### EXERCISE DETAILS
All records, exactly as written, minus the pictures: copy them out.

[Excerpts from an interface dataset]
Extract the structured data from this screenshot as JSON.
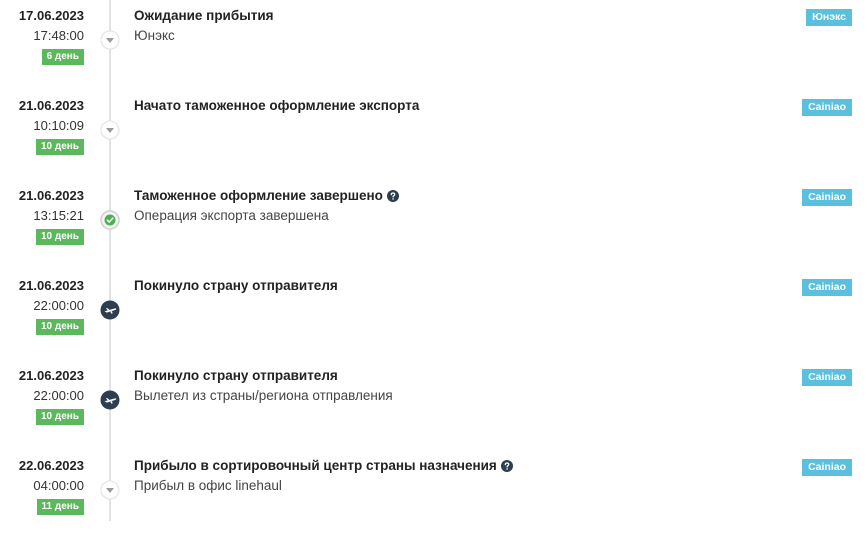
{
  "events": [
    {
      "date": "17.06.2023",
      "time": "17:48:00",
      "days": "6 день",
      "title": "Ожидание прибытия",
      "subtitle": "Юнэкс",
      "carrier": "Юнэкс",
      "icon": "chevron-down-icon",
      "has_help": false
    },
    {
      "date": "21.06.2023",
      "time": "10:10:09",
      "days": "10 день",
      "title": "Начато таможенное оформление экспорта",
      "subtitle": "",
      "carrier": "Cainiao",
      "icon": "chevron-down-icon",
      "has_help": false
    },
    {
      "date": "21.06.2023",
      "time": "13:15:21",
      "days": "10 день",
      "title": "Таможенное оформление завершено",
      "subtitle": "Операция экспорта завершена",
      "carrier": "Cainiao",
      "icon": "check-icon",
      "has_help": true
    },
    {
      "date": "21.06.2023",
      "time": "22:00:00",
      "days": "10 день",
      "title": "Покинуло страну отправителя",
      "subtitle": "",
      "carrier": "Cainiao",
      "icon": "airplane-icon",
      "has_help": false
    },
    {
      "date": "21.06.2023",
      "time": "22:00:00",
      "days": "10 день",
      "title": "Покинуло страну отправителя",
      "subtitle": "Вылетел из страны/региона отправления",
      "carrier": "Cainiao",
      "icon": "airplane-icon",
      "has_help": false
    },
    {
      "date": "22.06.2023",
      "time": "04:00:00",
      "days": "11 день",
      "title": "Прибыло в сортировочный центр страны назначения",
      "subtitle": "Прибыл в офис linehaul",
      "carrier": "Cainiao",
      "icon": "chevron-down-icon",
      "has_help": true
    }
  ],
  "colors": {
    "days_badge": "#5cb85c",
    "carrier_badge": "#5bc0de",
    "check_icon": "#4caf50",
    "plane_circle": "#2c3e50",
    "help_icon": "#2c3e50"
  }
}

### RESPONSE
Extract the structured data from this screenshot as JSON.
{
  "events": [
    {
      "date": "17.06.2023",
      "time": "17:48:00",
      "days": "6 день",
      "title": "Ожидание прибытия",
      "subtitle": "Юнэкс",
      "carrier": "Юнэкс",
      "icon": "chevron-down-icon",
      "has_help": false
    },
    {
      "date": "21.06.2023",
      "time": "10:10:09",
      "days": "10 день",
      "title": "Начато таможенное оформление экспорта",
      "subtitle": "",
      "carrier": "Cainiao",
      "icon": "chevron-down-icon",
      "has_help": false
    },
    {
      "date": "21.06.2023",
      "time": "13:15:21",
      "days": "10 день",
      "title": "Таможенное оформление завершено",
      "subtitle": "Операция экспорта завершена",
      "carrier": "Cainiao",
      "icon": "check-icon",
      "has_help": true
    },
    {
      "date": "21.06.2023",
      "time": "22:00:00",
      "days": "10 день",
      "title": "Покинуло страну отправителя",
      "subtitle": "",
      "carrier": "Cainiao",
      "icon": "airplane-icon",
      "has_help": false
    },
    {
      "date": "21.06.2023",
      "time": "22:00:00",
      "days": "10 день",
      "title": "Покинуло страну отправителя",
      "subtitle": "Вылетел из страны/региона отправления",
      "carrier": "Cainiao",
      "icon": "airplane-icon",
      "has_help": false
    },
    {
      "date": "22.06.2023",
      "time": "04:00:00",
      "days": "11 день",
      "title": "Прибыло в сортировочный центр страны назначения",
      "subtitle": "Прибыл в офис linehaul",
      "carrier": "Cainiao",
      "icon": "chevron-down-icon",
      "has_help": true
    }
  ],
  "colors": {
    "days_badge": "#5cb85c",
    "carrier_badge": "#5bc0de",
    "check_icon": "#4caf50",
    "plane_circle": "#2c3e50",
    "help_icon": "#2c3e50"
  }
}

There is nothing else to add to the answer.